Collage of photos of Brian Banineau '97
Endicott College alumni Brian Babineau ’97 (photos above) and David Le ’10 share what it’s like to be on the field, floor, and ice for iconic sports moments.

New England professional sports teams have done a lot of winning in the 21st century, and Endicott College alumnus Brian Babineau ’97 has had a front-row seat along the way.

Photo credit: Brian Babineau

Babineau has been a team photographer for 26 years with the Boston Bruins and 16 with the Boston Celtics. He was there in Vancouver when the Bruins won the Stanley Cup in an epic seven-game series with the Canucks.

He recalls, “Being on the ice photographing them with the Stanley Cup, in the locker room with the Cup, on the plane with the team back to Boston with the Cup—so many amazing memories and images shot. And hoisting the cup over my head a few times was pretty cool, as well.”

The same goes for 2008 when the newly-formed Celtics’ “Big Three” won the NBA title on the TD Garden’s famed parquet floor. If you’ve seen photographs from those two championships—or countless other Boston sports moments—chances are you’ve seen Babineau’s work.

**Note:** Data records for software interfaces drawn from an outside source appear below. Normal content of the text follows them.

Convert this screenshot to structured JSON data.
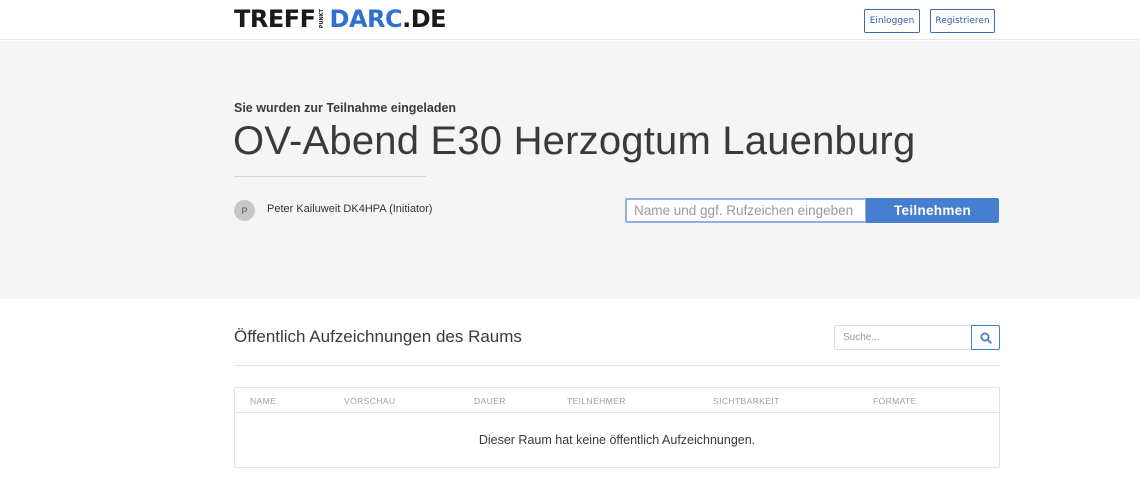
{
  "header": {
    "logo": {
      "part1": "TREFF",
      "punkt": "PUNKT",
      "part2_d": "D",
      "part2": "ARC",
      "part3": ".DE"
    },
    "login_label": "Einloggen",
    "register_label": "Registrieren"
  },
  "hero": {
    "invited_label": "Sie wurden zur Teilnahme eingeladen",
    "room_title": "OV-Abend E30 Herzogtum Lauenburg",
    "avatar_initial": "P",
    "initiator": "Peter Kailuweit DK4HPA (Initiator)",
    "join_placeholder": "Name und ggf. Rufzeichen eingeben",
    "join_value": "",
    "join_button": "Teilnehmen"
  },
  "recordings": {
    "title": "Öffentlich Aufzeichnungen des Raums",
    "search_placeholder": "Suche...",
    "search_icon": "search-icon",
    "columns": [
      "Name",
      "Vorschau",
      "Dauer",
      "Teilnehmer",
      "Sichtbarkeit",
      "Formate"
    ],
    "empty_message": "Dieser Raum hat keine öffentlich Aufzeichnungen."
  },
  "colors": {
    "accent": "#467fcf",
    "hero_bg": "#f5f5f5",
    "logo_blue": "#2f6fd1"
  }
}
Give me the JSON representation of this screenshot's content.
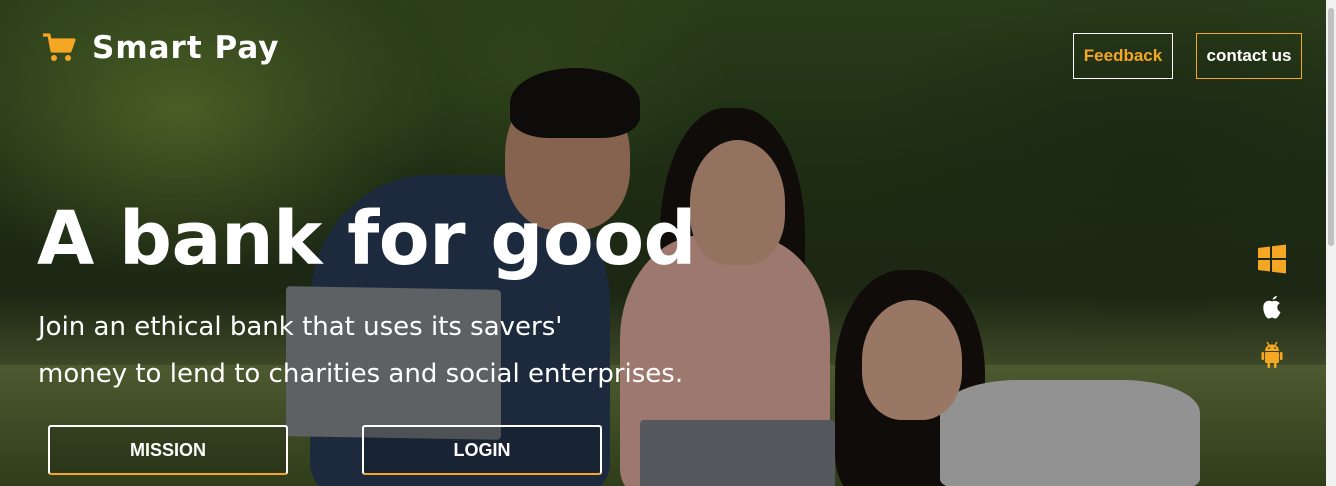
{
  "brand": {
    "name": "Smart Pay",
    "icon": "shopping-cart-icon"
  },
  "nav": {
    "feedback_label": "Feedback",
    "contact_label": "contact us"
  },
  "hero": {
    "headline": "A bank for good",
    "subtext_line1": "Join an ethical bank that uses its savers'",
    "subtext_line2": "money to lend to charities and social enterprises."
  },
  "actions": {
    "mission_label": "MISSION",
    "login_label": "LOGIN"
  },
  "platforms": [
    {
      "name": "windows-icon"
    },
    {
      "name": "apple-icon"
    },
    {
      "name": "android-icon"
    }
  ],
  "colors": {
    "accent": "#f5a623",
    "text": "#ffffff"
  }
}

While Babineau was photographing for the Bruins in the 1990s, like his father had since the 1970s, he earned an associate degree from Endicott in photography. He already had an impressive resume with photos published on hockey cards, calendars, the cover of Sporting News magazine, and the box cover of the 1994 EA Sports video game, and his classes served as the perfect complement.

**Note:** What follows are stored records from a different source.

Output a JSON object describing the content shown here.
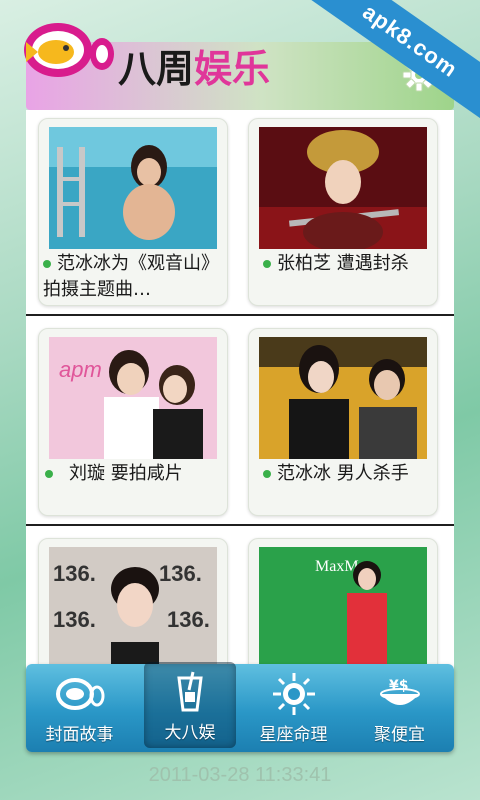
{
  "watermark": "apk8.com",
  "header": {
    "title_part1": "八周",
    "title_part2": "娱乐",
    "accent_color": "#e0369a",
    "settings_icon": "gear-icon"
  },
  "cards": [
    {
      "caption": "范冰冰为《观音山》拍摄主题曲…"
    },
    {
      "caption": "张柏芝 遭遇封杀"
    },
    {
      "caption": "刘璇 要拍咸片"
    },
    {
      "caption": "范冰冰 男人杀手"
    },
    {
      "caption": ""
    },
    {
      "caption": ""
    }
  ],
  "tabs": [
    {
      "label": "封面故事",
      "icon": "fish-logo-icon"
    },
    {
      "label": "大八娱",
      "icon": "drink-cup-icon"
    },
    {
      "label": "星座命理",
      "icon": "sun-star-icon"
    },
    {
      "label": "聚便宜",
      "icon": "money-bowl-icon"
    }
  ],
  "active_tab": "大八娱",
  "timestamp": "2011-03-28 11:33:41"
}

Similarly, Endicott Photographer/Videographer, David Le ’10—a photography major and history minor—has been on the field, ice, and court for countless Boston sports moments with his work for The Salem News and the Boston Bruins Foundation.

Photo credit (also Patriots image above): David Le

“The first time you walk out to the actual field at Fenway Park, Gillette Stadium, or TD Garden, it’s a whole different experience,” says Le. “You’re really wide-eyed the first few times, but after that it becomes—you’re shooting a game and it’s not different from anything else. It’s not rocket science in terms of what you need to do. It’s just once you get over that initial, ‘Wow I’m on the field,’ it’s regular, go about your business.”

Interested in photographing future iconic Boston sports moments? Visit to learn more.